FOXN1 forms higher-order nuclear condensates displaced by mutations causing immunodeficiency
ROTA I., HANDEL A., MAIO S., Klein F., Dhalla F., DEADMAN M., Cheuk S., NEWMAN J., Michaels Y., Zuklys S., Prevot N., HUBLITZ P., CHARLES P., Gkazi A., ADAMOPOULOU E., Quasim W., Davies EG., Hanson C., PAGNAMENTA A., CAMPS C., DREAU H., White A., James K., FISCHER R., GILEADI O., TAYLOR J., FULGA T., LAGERHOLM BC., Anderson G., SEZGIN E., HOLLANDER G.

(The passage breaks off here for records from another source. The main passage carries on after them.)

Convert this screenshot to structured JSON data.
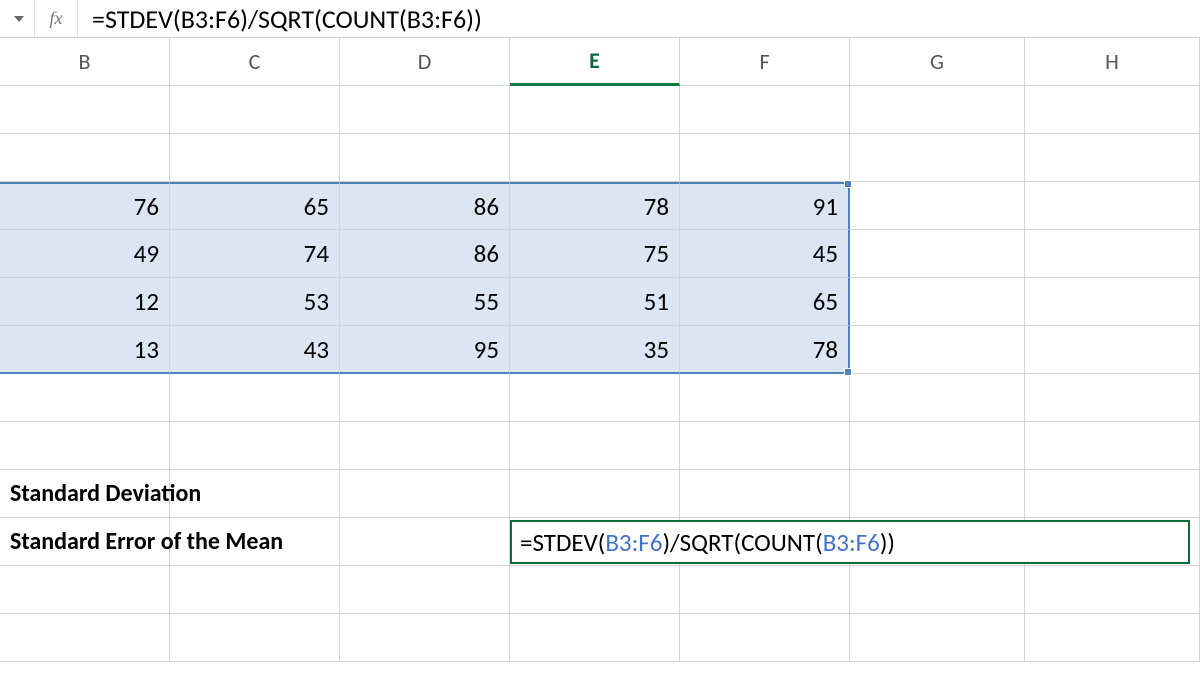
{
  "formula_bar": {
    "fx_label": "fx",
    "formula": "=STDEV(B3:F6)/SQRT(COUNT(B3:F6))"
  },
  "columns": [
    "B",
    "C",
    "D",
    "E",
    "F",
    "G",
    "H"
  ],
  "active_col": "E",
  "data": {
    "r3": {
      "B": "76",
      "C": "65",
      "D": "86",
      "E": "78",
      "F": "91"
    },
    "r4": {
      "B": "49",
      "C": "74",
      "D": "86",
      "E": "75",
      "F": "45"
    },
    "r5": {
      "B": "12",
      "C": "53",
      "D": "55",
      "E": "51",
      "F": "65"
    },
    "r6": {
      "B": "13",
      "C": "43",
      "D": "95",
      "E": "35",
      "F": "78"
    }
  },
  "labels": {
    "std_dev": "Standard Deviation",
    "sem": "Standard Error of the Mean"
  },
  "cell_formula": {
    "prefix": "=STDEV(",
    "ref1": "B3:F6",
    "mid": ")/SQRT(COUNT(",
    "ref2": "B3:F6",
    "suffix": "))"
  }
}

The transcription factor FOXN1 is a master regulator of thymic epithelial cell development and function. Here we demonstrate that FOXN1 expression is differentially regulated during organogenesis and participates in multi-molecular nuclear condensates essential for the factor’s transcriptional activity. FOXN1’s C terminal sequence regulates the diffusion velocity within these aggregates and modulates the binding to proximal gene regulatory regions. These dynamics are significantly altered in a patient with a mutant FOXN1 which is modified in its C terminal sequence. This mutant is transcriptionally inactive and acts as a dominant negative factor displacing wild-type FOXN1 from condensates and causing athymia and severe lymphopenia in heterozygotes. Expression of the mutated mouse ortholog, selectively impairs mouse thymic epithelial cell (TEC) differentiation revealing a gene dose dependency for individual TEC subtypes. We have therefore identified the cause for a primary immunodeficiency disease and determined the mechanism by which this FOXN1 gain-of-function mutant mediates its dominant negative effect.